Task goal
Go through the data and copy each line that holds "address".
-- Source records follows --
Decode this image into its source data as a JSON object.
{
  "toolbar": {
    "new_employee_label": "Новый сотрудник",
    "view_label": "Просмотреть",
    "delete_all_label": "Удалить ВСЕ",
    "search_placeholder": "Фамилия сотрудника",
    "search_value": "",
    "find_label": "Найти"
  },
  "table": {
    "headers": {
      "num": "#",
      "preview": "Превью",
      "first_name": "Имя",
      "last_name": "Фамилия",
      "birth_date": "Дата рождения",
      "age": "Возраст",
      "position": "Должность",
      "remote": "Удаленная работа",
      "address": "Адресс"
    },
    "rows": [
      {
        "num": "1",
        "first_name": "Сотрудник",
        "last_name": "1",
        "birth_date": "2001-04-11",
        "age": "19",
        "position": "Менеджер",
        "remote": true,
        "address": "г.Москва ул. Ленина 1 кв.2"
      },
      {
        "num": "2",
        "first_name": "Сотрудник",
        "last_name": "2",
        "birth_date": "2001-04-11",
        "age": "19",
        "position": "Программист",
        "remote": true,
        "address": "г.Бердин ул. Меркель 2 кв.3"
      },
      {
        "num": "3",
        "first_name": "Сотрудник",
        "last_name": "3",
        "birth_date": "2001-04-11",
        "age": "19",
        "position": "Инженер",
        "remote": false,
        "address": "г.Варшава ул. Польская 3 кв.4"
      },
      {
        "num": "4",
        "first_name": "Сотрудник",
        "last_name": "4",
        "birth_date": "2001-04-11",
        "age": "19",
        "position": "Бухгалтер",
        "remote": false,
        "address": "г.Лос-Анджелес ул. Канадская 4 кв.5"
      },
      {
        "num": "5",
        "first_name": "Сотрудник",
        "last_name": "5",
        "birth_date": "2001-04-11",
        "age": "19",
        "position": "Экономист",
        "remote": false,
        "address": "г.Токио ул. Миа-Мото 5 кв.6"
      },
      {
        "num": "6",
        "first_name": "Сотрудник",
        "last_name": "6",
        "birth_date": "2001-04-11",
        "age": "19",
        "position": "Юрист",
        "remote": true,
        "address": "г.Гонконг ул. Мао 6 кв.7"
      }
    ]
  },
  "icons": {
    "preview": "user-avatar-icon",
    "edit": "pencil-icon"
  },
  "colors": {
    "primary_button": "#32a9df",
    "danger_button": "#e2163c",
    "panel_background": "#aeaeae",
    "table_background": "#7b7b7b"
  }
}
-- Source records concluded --
Result for this exercise
      "address": "Адресс"
        "address": "г.Москва ул. Ленина 1 кв.2"
        "address": "г.Бердин ул. Меркель 2 кв.3"
        "address": "г.Варшава ул. Польская 3 кв.4"
        "address": "г.Лос-Анджелес ул. Канадская 4 кв.5"
        "address": "г.Токио ул. Миа-Мото 5 кв.6"
        "address": "г.Гонконг ул. Мао 6 кв.7"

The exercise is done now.